Every day, thousands of social media moderators scroll through feeds of threats, pornography, animal and child cruelty, car crashes and bloody beatings in order to decide what is acceptable and what must be removed. And the leaking of Facebook’s training manuals means we now know what standard they are working to, allowing content most users would find abhorrent.
But removing as little as possible in order to protect free speech, built into the American DNA of most social media sites, perversely means others are likely to be invisibly silenced. By allowing threatening language aimed disproportionately at women, Facebook is effectively accepting that they may be forced out by hostility.
Moderating huge, fast-moving social media sites is a major headache for their owners. After taking an initial light-touch approach to moderation, these sites are clearly anxious to solve the problem of controversial content. But without their own robust policies, they are at risk of tempting increasingly impatient governments to bring in regulation.
Facebook’s hundred-plus training manuals cover everything from cannibalism to match-fixing and show the company accepts the need for moderation, but its libertarian values mean it will still allow content that no mainstream media outlet would tolerate for a moment.
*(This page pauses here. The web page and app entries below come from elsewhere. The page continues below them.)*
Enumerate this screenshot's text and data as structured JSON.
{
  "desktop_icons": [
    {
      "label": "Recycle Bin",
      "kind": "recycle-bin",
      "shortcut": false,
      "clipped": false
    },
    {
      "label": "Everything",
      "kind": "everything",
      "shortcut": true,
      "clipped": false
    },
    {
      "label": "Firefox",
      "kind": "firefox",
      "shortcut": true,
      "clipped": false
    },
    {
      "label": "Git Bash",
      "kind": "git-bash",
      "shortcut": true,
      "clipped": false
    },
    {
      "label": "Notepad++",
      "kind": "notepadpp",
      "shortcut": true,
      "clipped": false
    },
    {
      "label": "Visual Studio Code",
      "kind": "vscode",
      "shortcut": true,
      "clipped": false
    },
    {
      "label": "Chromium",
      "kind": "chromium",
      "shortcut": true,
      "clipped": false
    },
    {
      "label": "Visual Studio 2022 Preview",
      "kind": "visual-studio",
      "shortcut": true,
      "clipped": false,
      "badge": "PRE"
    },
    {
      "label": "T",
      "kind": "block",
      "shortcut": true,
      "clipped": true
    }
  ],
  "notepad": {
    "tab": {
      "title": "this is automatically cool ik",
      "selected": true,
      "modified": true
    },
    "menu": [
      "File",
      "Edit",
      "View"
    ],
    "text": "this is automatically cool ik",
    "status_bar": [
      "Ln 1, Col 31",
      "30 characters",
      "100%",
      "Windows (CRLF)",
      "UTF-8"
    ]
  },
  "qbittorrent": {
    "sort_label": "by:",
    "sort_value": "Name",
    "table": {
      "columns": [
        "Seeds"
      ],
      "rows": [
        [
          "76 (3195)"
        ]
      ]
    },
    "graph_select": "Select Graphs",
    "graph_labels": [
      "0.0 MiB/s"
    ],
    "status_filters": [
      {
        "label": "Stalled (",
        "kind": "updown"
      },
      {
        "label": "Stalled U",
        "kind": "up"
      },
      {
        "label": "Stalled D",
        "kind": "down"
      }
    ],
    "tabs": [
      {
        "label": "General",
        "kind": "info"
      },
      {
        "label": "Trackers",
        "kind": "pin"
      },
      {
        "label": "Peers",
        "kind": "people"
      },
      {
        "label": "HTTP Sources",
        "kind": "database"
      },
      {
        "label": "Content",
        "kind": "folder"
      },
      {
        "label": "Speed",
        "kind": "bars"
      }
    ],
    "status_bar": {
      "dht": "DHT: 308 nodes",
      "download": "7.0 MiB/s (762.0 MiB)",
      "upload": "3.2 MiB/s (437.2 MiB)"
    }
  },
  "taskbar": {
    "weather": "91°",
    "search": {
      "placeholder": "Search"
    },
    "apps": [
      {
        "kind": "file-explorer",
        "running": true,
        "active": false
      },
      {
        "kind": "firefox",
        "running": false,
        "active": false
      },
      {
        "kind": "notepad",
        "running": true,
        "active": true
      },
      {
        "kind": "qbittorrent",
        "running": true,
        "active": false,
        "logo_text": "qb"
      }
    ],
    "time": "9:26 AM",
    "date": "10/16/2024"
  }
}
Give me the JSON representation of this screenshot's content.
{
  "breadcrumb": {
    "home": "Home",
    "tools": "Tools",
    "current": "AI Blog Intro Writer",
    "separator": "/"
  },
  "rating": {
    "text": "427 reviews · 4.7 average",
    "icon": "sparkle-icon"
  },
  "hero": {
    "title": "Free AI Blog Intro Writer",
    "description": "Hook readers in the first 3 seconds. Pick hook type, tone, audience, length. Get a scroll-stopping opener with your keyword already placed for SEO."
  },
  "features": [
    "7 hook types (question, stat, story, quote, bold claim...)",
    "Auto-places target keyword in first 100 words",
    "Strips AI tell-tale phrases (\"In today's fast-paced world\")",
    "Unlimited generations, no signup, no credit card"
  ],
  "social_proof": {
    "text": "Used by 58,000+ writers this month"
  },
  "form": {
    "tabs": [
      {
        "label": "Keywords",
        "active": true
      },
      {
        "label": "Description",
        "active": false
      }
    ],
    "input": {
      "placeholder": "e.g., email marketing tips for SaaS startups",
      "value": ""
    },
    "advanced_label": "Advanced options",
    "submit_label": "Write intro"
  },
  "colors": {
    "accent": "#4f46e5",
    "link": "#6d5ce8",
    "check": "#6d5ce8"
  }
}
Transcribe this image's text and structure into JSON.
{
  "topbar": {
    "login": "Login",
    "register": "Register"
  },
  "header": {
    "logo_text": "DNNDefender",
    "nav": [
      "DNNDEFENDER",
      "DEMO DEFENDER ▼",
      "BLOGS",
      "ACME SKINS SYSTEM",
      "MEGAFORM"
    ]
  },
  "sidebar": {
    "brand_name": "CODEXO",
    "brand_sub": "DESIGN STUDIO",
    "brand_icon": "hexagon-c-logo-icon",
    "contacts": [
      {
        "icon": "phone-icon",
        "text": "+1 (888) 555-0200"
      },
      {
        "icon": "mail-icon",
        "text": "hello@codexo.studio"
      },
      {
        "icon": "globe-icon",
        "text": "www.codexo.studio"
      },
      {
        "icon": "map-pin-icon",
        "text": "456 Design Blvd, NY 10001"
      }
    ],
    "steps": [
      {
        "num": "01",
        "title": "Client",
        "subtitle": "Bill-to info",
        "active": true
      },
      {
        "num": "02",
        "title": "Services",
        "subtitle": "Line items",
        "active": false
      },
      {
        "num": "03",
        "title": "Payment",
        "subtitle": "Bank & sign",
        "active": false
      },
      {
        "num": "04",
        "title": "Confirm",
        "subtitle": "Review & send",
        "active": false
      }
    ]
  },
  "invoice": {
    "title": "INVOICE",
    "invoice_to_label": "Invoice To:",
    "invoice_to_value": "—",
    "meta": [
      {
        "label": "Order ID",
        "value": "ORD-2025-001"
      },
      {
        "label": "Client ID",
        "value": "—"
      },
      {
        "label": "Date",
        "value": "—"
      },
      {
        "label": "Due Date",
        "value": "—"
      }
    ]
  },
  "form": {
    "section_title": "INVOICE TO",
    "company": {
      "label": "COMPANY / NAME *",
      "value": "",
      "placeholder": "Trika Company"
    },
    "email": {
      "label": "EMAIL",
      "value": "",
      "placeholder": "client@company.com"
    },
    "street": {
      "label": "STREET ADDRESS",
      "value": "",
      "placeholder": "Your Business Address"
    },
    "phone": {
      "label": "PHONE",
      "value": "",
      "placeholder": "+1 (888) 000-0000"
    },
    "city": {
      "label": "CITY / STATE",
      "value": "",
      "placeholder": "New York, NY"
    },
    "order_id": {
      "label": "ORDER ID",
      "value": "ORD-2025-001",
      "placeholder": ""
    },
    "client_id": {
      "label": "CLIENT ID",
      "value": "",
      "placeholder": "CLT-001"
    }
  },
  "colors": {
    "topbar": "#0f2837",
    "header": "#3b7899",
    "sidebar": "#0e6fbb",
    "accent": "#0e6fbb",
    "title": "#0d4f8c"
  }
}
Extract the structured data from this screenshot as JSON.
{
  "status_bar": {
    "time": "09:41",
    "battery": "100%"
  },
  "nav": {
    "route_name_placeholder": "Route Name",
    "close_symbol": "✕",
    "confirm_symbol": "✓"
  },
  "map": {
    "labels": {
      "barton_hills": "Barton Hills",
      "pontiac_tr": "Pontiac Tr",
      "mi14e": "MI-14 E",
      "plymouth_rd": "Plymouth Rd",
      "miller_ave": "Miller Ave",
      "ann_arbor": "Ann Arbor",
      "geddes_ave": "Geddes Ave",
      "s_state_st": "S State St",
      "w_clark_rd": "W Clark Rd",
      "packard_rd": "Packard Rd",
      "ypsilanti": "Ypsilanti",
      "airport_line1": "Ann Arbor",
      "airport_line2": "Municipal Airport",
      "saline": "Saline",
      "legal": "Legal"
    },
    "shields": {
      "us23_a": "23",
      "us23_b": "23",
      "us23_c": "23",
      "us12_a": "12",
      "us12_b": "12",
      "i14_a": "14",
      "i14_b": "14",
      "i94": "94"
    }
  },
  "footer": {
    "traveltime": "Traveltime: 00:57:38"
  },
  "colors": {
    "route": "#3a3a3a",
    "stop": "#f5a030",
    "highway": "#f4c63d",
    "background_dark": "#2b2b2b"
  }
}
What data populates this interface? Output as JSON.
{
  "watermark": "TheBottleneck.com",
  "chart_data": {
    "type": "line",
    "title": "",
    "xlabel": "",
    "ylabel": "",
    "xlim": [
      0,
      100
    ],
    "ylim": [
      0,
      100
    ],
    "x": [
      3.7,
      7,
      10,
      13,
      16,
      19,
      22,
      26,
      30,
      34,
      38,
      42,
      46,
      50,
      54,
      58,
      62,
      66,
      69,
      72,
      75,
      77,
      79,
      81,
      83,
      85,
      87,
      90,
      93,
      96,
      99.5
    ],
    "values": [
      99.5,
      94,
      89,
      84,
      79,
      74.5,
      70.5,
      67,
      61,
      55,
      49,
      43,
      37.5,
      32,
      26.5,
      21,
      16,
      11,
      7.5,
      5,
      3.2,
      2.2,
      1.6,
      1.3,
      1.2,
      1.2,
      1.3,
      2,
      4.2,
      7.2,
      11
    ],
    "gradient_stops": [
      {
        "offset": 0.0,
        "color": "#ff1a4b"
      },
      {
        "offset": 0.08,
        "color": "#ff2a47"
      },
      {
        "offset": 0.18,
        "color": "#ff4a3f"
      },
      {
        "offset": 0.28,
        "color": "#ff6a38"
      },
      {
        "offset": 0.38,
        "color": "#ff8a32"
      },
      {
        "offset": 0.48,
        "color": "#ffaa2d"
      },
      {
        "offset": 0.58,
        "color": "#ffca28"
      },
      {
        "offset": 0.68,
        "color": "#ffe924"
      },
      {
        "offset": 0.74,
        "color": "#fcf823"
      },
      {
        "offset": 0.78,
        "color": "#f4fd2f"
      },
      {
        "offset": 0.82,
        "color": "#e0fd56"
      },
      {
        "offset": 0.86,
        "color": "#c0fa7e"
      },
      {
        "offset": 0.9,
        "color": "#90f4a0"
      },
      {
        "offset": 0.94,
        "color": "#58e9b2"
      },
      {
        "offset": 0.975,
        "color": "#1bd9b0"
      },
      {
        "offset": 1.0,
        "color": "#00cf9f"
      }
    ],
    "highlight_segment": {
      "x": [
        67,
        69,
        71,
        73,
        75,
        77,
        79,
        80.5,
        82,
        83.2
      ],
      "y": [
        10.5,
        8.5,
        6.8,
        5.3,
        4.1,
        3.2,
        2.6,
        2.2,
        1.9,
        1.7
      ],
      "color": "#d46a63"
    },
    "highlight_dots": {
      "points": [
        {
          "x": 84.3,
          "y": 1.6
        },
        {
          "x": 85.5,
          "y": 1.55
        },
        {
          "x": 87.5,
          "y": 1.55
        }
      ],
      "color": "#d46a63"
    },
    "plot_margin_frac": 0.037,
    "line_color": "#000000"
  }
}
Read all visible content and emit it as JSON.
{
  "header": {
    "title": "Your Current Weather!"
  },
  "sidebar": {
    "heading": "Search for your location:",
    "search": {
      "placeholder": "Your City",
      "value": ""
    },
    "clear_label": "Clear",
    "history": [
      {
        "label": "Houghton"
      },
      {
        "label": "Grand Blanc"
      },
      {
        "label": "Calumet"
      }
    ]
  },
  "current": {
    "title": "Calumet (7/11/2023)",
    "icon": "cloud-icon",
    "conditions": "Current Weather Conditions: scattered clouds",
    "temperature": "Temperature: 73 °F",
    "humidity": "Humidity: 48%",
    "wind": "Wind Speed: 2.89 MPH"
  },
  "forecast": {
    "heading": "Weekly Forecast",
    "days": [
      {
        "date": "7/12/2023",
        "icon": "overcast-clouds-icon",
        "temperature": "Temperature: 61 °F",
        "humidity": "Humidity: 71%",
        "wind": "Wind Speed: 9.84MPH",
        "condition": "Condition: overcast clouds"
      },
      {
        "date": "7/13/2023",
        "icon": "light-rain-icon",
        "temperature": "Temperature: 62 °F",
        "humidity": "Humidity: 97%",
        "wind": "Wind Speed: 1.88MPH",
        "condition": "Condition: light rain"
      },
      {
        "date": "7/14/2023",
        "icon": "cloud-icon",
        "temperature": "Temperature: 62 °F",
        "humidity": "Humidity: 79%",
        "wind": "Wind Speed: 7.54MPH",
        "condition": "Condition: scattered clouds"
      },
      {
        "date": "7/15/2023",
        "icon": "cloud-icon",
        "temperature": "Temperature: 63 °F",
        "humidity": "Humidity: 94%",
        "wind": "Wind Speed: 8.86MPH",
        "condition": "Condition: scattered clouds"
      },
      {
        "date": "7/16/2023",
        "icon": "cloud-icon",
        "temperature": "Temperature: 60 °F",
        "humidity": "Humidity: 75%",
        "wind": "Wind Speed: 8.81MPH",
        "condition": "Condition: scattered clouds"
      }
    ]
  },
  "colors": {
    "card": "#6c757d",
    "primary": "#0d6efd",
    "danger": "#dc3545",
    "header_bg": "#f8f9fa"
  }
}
Facebook classes aspirational threats such as “I hope someone kills you” as acceptable. Under a section on “credible violence”, it also permits conditional threats such as “unless you stop bitching I’ll have to cut your tongue out” or “little girl needs to keep to herself before daddy breaks her face”, to take a couple of examples from its guidelines. It also allows calls for action such as “to snap a bitch’s neck, make sure to apply all your pressure to the middle of her throat”. It even allows direct threats if no specifics such as timings or the target’s whereabouts are included.
These rules are wrapped in caveats and exclusions. For example, celebrities are given more protection, as are vulnerable groups such as the homeless. The sheer volume and complexity of the rule-book means that the moderators themselves are reported to be struggling with the concepts, let alone the massive volume.
But what doesn’t seem to be considered is that allowing such violent language in the name of freedom of speech for some creates a hostile environment for others. This slowly leads to the withdrawal or forced exclusion of the targeted groups, particularly outspoken women and minority groups.
There’s 20 years’ worth of research, going back to the days of listserv email mailing lists that shows that women fall silent when encountering misogynistic abuse online. Of course, this is not limited to the internet. The tedious debate about women speaking in church is still rumbling on, 2,000 years after St. Paul set out his views in his New Testament letter to the Corinthians.
But it is particularly important if this hostile environment is allowed to flourish on the social media sites that pride themselves on being the great debating chambers of our age. If women are forced off these platforms, then it has a significant impact on which issues we consider important, and by extension, democracy itself.
The internet also allows types of abuse that we haven’t seen before. Facebook is particularly struggling with revenge pornography and sextortion, reportedly trying to assess nearly 54,000 potential cases in a single month. Research suggests women are more likely to be made afraid by revenge porn.
But even more frightening issues include “doxxing” and “swatting”, threatening real violence for minor grudges. Doxxing is the simple but widespread practice of publishing personal details about a target such as their home address, bank statements, social security numbers and anything else the uploader can find, with the implicit message, “do with these what you will”.
Swatting is the more disturbing practice of calling the police and claiming there is a gunman holding hostages at the target’s house. This became a prank in the US gaming community, but has also been used against British women such as Mumsnet founder Justine Roberts.
The most depressing part of all this is that the people most likely to be targeted, and so likely to disappear from online communities, are those who are most likely to have something to say which challenges stereotypes. A major Guardian review of comments blocked by moderators on its site found eight of the ten writers most likely to attract abuse were women, four white and four non-white. The other two were black men.
Facebook seems to have decided that freedom of speech means the lightest possible touch of moderation that doesn’t turn off its increasingly mainstream users, or lead to calls for government regulation. But freedom of speech for some comes at the cost of the absence of others.
Amy Binns is a senior lecturer of journalism and digital communication at the University of Central Lancashire.